_PROBLEM TO SOLVE_
Check every line of the entries below for the word "translate", and copy the ones that have it.

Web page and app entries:
--- --- ---
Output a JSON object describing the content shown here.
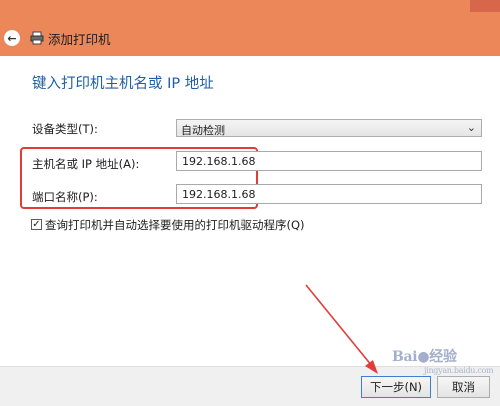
{
  "window": {
    "title": "添加打印机",
    "back_icon": "back-arrow-icon",
    "printer_icon": "printer-icon",
    "accent_color": "#ec875a"
  },
  "main": {
    "heading": "键入打印机主机名或 IP 地址",
    "device_type": {
      "label": "设备类型(T):",
      "selected": "自动检测"
    },
    "hostname": {
      "label": "主机名或 IP 地址(A):",
      "value": "192.168.1.68"
    },
    "port_name": {
      "label": "端口名称(P):",
      "value": "192.168.1.68"
    },
    "auto_driver": {
      "label": "查询打印机并自动选择要使用的打印机驱动程序(Q)",
      "checked": true
    }
  },
  "footer": {
    "next_label": "下一步(N)",
    "cancel_label": "取消"
  },
  "watermark": {
    "brand": "Bai",
    "suffix": "经验",
    "url": "jingyan.baidu.com"
  },
  "annotation_color": "#e23c38"
}
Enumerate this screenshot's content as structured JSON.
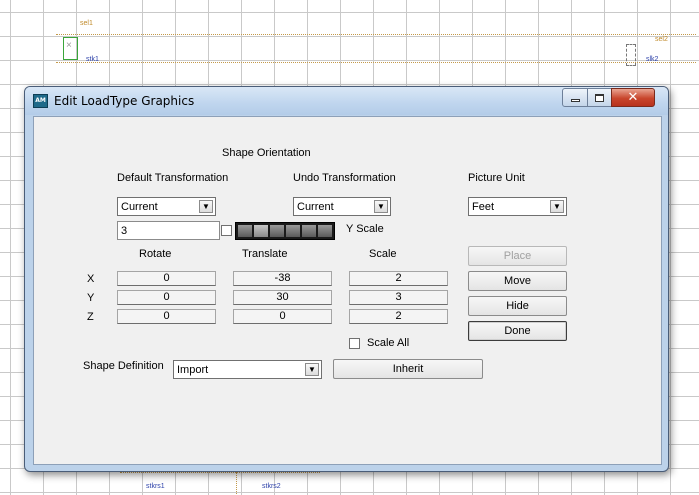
{
  "background": {
    "labels": [
      "sel1",
      "stk1",
      "sel2",
      "slk2",
      "stkrs1",
      "stkrs2"
    ]
  },
  "dialog": {
    "title": "Edit LoadType Graphics",
    "app_icon_text": "AM",
    "section_title": "Shape Orientation",
    "default_transformation": {
      "label": "Default Transformation",
      "value": "Current"
    },
    "undo_transformation": {
      "label": "Undo Transformation",
      "value": "Current"
    },
    "picture_unit": {
      "label": "Picture Unit",
      "value": "Feet"
    },
    "scale_input": {
      "value": "3"
    },
    "y_scale_label": "Y Scale",
    "columns": {
      "rotate": "Rotate",
      "translate": "Translate",
      "scale": "Scale"
    },
    "rows": [
      {
        "axis": "X",
        "rotate": "0",
        "translate": "-38",
        "scale": "2"
      },
      {
        "axis": "Y",
        "rotate": "0",
        "translate": "30",
        "scale": "3"
      },
      {
        "axis": "Z",
        "rotate": "0",
        "translate": "0",
        "scale": "2"
      }
    ],
    "scale_all_label": "Scale All",
    "shape_definition": {
      "label": "Shape Definition",
      "value": "Import"
    },
    "buttons": {
      "place": "Place",
      "move": "Move",
      "hide": "Hide",
      "done": "Done",
      "inherit": "Inherit"
    }
  }
}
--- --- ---
_SOLUTION BELOW_
      "translate": "Translate",
        "translate": "-38",
        "translate": "30",
        "translate": "0",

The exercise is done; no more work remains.